Italy’s love of coffee is known the world over, but did you know that Turin is one of the best cities in Italy to try it? Turin coffee is internationally famous and the high quality Lavazza brand started life in Turin and its headquarters are still in the city. In 1895, founder Luigi Lavazza bought a small shop in the city centre from which to start his coffee business and the rest is history.
If you simply can’t get by without your daily dose of coffee, then rejoice – Lavazza, the fourth largest coffee company in the world, has opened a brand new coffee museum in Turin and it is everything every caffeine freak could ever want or dream.
Visitors will be guided through each of them by the Lavazza Cup, a smart coffee cup that can activate digital installations, unlock multimedia content across the museum and record the route one takes while visiting; at the end you’ll be able to send your favourite memories of the museum. (Admission cost € 10 for adults).
If you are a cafes-lover, Turin offers an incredible variety of cafes in accordance with any taste.

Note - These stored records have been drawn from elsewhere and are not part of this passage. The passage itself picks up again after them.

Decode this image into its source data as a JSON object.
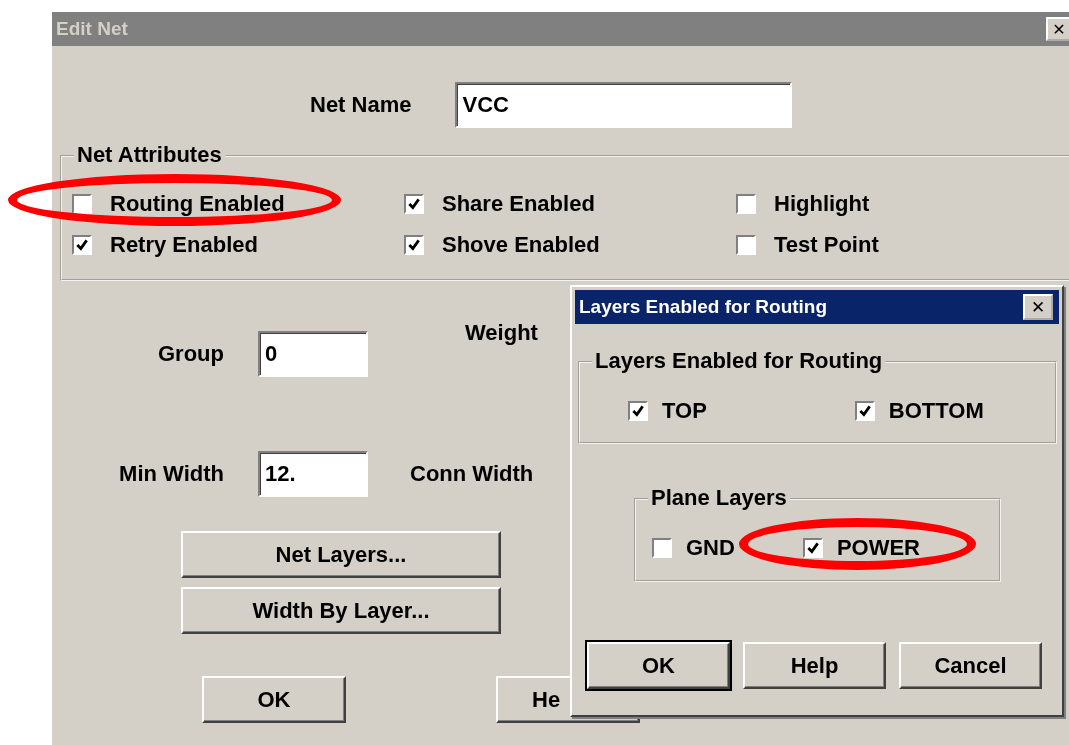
{
  "window": {
    "title": "Edit Net",
    "close": "✕"
  },
  "net_name": {
    "label": "Net Name",
    "value": "VCC"
  },
  "net_attributes": {
    "title": "Net Attributes",
    "items": [
      {
        "label": "Routing Enabled",
        "checked": false,
        "circled": true
      },
      {
        "label": "Share Enabled",
        "checked": true,
        "circled": false
      },
      {
        "label": "Highlight",
        "checked": false,
        "circled": false
      },
      {
        "label": "Retry Enabled",
        "checked": true,
        "circled": false
      },
      {
        "label": "Shove Enabled",
        "checked": true,
        "circled": false
      },
      {
        "label": "Test Point",
        "checked": false,
        "circled": false
      }
    ]
  },
  "fields": [
    {
      "label": "Group",
      "value": "0",
      "side_label": "Weight"
    },
    {
      "label": "Min Width",
      "value": "12.",
      "side_label": "Conn Width"
    }
  ],
  "buttons": [
    "Net Layers...",
    "Width By Layer..."
  ],
  "footer_buttons": [
    {
      "label": "OK",
      "default": false
    },
    {
      "label": "He",
      "default": false
    }
  ],
  "layers_dialog": {
    "title": "Layers Enabled for Routing",
    "close": "✕",
    "routing_group": {
      "title": "Layers Enabled for Routing",
      "items": [
        {
          "label": "TOP",
          "checked": true,
          "circled": false
        },
        {
          "label": "BOTTOM",
          "checked": true,
          "circled": false
        }
      ]
    },
    "plane_group": {
      "title": "Plane Layers",
      "items": [
        {
          "label": "GND",
          "checked": false,
          "circled": false
        },
        {
          "label": "POWER",
          "checked": true,
          "circled": true
        }
      ]
    },
    "buttons": [
      {
        "label": "OK",
        "default": true
      },
      {
        "label": "Help",
        "default": false
      },
      {
        "label": "Cancel",
        "default": false
      }
    ]
  }
}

Here a selection of Turin’s most beautiful cafes.
Lavazza’s coffeehouse– San Tommaso 10-Torino
Here is where Luigi Lavazza’s shop once stood and is to be found in the heart of Turin’s historic city centre in the street of the same name. It is exceptionally popular and you will hardly be able to get through the door never mind to the counter to order your coffee.
The range of coffees is what draws the crowds. Hazelnut and almond flavoured coffees are some of the favourites.
Caffè San Carlo- Piazza San Carlo 156,Torino
Founded in 1842, Caffè San Carlo was a patriotic bastion during the Risorgimento and later became frequented by artists, literary personalities and statesmen. Franceso Crispi was also an habitué, as were Gramsci, Roselli and Giolitti.
This opulent café, located on the eponymous piazza, sells excellent blends of tea and coffee, as well as cakes and candies.
Caffè Torino- Piazza San Carlo 204,Torino
Opened in 1903, the Caffé Torino, with its beautiful Belle Epoque atmosphere, soon made a name for themselves among the other coffee houses on Piazza San Carlo.
With its wooden fireplaces, velvet upholstery and painted medallions Caffè Torino looks like a cosy, homely salon. Famous Italians such as Einaudi and De Gasperi and international stars such as Ava Gardner used to have a coffee here. The fashion of sitting outside on the heated terrace in winter was already popular here in the 1950’s.
Caffè Mulassano – Piazza Castello 15- Torino
Born in 1925, this tiny historical cafe is hidden away beneath the arcades that surround Turin’s royal palaces. With its elegant atmosphere and waiters in white livery, Caffè Mulassano offers delicious cappuccinos and house aperitif (the Caffè has its own brand of Vermouth).
Every drink is accompanied, at any time of the day, by a plate of ‘tramezzini’ (sandwiches). It is indeed in Caffè Mulassano that the famous Italian ‘tramezzino’ was born.
Platti- Corso Vittorio Emanuele II, 72- Torino
Caffè Platti was originally a shop selling liqueurs, opened in 1870, before it became a literary café, frequented predominantly by intellectuals and writers such as Cesare Pavese.
The refined atmosphere, witness of different epochs, Louis XVI, baroque style, 1920s and Art Déco, was also appreciated by the founders of Fiat and Lavazza.